On Being with Krista Tippett: religion, meaning, ethics, and ideas -- on public radio and online [OnBeing.org] Forward Head Posture Correction (Anti-Ageing Must) Prevent Neck Hump. Vanish Shoulder Tension Fast. Become Comfortable With All Your Emotions. Ride the Wild Horse teaches you how to: get in touch with your emotions live with emotional intensity manage unpleasant or threatening feelings stay calm and focused even in upsetting situations Beyond relaxation The goal of the Ride the Wild Horse meditation is not simply to relax, but to become more aware of the feeling sensations—both emotional and physical—throughout your body. As you’ve already learned, many of us have subconsciously learned to numb and dampen our feelings.
You’ll also recover long-buried emotions and learn to feel comfortable with them. If you fear the outcome of intense emotions, understand that learning to mindfully experience strong feelings like anger can give you the ability to contain your emotions and control your behavior. Setting the stage Set the stage for learning to ride the wild horse by creating a safe private space—a space that’s pleasant and energizing, where you won’t be disturbed. Turn off your phone and lock the door if you need to. Before you start. Emotional Intelligence (EQ): Five Key Skills for Raising Emotional Intelligence. What is emotional intelligence? Emotional intelligence (EQ) is the ability to identify, use, understand, and manage emotions in positive ways to relieve stress, communicate effectively, empathize with others, overcome challenges, and defuse conflict.
Emotional intelligence impacts many different aspects of your daily life, such as the way you behave and the way you interact with others. If you have high emotional intelligence you are able to recognize your own emotional state and the emotional states of others, and engage with people in a way that draws them to you. You can use this understanding of emotions to relate better to other people, form healthier relationships, achieve greater success at work, and lead a more fulfilling life. Emotional intelligence consists of four attributes: Self-awareness – You recognize your own emotions and how they affect your thoughts and behavior, know your strengths and weaknesses, and have self-confidence.
Emotional intelligence affects: Next step... HOW THE BODY RESPONDS TO STRESS. How the body responds to stress To our Neanderthal forefathers, stress was an essential component of survival. That burst of adrenaline brought on by an encounter with a sabre-tooth tiger gave them the speed to flee or the strength to kill the monstrous beast. Today's challenges might not include facing hungry carnivores, but office politics, TV news, and dodging minibus taxis make for an equally stressful life only now, running away is not an option. Initially, feeling stressed is a positive response that enables us to complete tasks quickly and efficiently.

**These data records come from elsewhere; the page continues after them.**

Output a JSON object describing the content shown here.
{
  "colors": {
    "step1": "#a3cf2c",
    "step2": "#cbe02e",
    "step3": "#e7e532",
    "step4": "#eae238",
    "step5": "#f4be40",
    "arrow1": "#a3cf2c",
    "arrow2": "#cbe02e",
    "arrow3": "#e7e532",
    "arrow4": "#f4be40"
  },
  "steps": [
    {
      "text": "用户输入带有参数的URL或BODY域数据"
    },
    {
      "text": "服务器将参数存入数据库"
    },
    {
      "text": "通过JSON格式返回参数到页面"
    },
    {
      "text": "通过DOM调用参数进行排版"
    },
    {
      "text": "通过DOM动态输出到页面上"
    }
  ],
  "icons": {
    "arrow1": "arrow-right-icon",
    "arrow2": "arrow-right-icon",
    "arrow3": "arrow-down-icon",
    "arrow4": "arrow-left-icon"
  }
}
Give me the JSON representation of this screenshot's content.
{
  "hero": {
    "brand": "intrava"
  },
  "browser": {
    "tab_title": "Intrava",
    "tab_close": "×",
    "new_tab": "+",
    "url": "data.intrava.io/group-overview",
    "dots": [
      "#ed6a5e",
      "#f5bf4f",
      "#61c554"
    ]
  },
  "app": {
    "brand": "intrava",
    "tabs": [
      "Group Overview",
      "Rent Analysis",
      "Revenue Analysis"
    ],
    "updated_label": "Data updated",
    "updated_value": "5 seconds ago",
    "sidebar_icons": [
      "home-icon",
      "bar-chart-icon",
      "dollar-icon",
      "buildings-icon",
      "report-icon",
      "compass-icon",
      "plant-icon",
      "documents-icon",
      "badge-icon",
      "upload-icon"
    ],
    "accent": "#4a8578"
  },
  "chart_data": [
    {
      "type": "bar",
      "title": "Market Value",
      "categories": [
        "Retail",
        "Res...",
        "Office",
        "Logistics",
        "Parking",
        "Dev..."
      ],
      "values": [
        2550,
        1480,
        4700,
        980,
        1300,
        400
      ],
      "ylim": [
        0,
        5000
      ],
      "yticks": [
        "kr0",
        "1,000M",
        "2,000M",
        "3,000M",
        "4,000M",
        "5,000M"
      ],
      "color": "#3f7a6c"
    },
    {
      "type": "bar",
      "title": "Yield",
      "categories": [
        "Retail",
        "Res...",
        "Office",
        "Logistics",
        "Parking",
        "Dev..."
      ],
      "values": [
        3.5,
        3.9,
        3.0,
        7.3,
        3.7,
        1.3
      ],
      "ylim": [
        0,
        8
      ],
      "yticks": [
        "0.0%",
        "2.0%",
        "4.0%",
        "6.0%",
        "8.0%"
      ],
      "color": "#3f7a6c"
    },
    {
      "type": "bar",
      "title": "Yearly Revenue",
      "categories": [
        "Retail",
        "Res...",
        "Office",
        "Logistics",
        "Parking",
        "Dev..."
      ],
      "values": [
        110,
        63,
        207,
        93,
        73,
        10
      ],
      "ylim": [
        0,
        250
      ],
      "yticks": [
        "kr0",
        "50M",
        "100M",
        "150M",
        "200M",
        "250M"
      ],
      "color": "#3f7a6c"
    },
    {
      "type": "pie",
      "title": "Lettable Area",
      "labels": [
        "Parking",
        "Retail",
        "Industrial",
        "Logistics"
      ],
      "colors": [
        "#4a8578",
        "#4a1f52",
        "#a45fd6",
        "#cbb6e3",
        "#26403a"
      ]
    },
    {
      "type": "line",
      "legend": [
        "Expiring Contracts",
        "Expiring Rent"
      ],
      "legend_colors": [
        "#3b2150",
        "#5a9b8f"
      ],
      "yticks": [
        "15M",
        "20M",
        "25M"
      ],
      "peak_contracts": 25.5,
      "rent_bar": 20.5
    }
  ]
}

But over time, stress build-up takes its toll on our bodies, usually on those areas that are genetically weak, and can lead to chronic illness. Dr Arien van der Merwe (GP and Stress Management consultant) warns that most, if not all, diseases have their foundations in prolonged and ill-managed stress. Because there are so many different manifestations of stress build-up, stress is often not recognised as the cause of illness.
Chronic Muscle Tension, Herbal Natural Cures,Ganoderma Lucidum,Royal Jelly,Bee Pollen,Psoriasis Cream. Why Do Muscles Tighten? A muscle contracts with use and normally relaxes after use. But when a muscle is contracted for prolonged periods, the muscle loses oxygen causing the pyruvic acid to convert to lactic acid. Lactic acid accumulates in the muscle and around the muscle spindle. Lactic acid is an irritant to the muscle and sickens the muscle spindle causing a weak message from the muscle to the brain. When the brain receives a weak message from the muscle, the brain tells the muscle to tighten.
Once this tightening begins, it’s a catch 22. Chronic Muscular Hypertonicity Chronic muscular hypertonicity may result from long-term performance of repetitive motion (e.g., at work); from long-term emotional distress (i.e., heightened tension), or from trauma (reflexive retraction from pain upon injury that persists through healing). Habituated contraction can accumulate in "layers" (with multiple episodes of heightened tension), often to crisis proportions, as often happens with back pain. Toolkit Video transcripts. JEANNE SEGAL: Hello, I'm Jeanne Segal, and I’m here to help you reduce stress, defeat anxiety, conquer depression, and build better relationships. If you are challenged by these kinds of problems, you may be unsure about your ability to help yourself.
But I assure you, it’s entirely possible. When you know how your brain works, you can change the way you feel, think, and act. You achieve this by learning and practicing two core skills: The ability to quickly reduce stress in the moment, and the ability to remain comfortable enough with your emotions to react in constructive ways. Together, these core skills enable you to be both emotionally and socially healthy. In other words, with these resources or tools in hand, you can practice emotional health and emotional intelligence. Whether you are aware of it or not, emotions are the driving force behind most of what you do. MARY HELEN IMMORDINO-YANG, ED.D.: In the most basic sense, emotions keep you alive.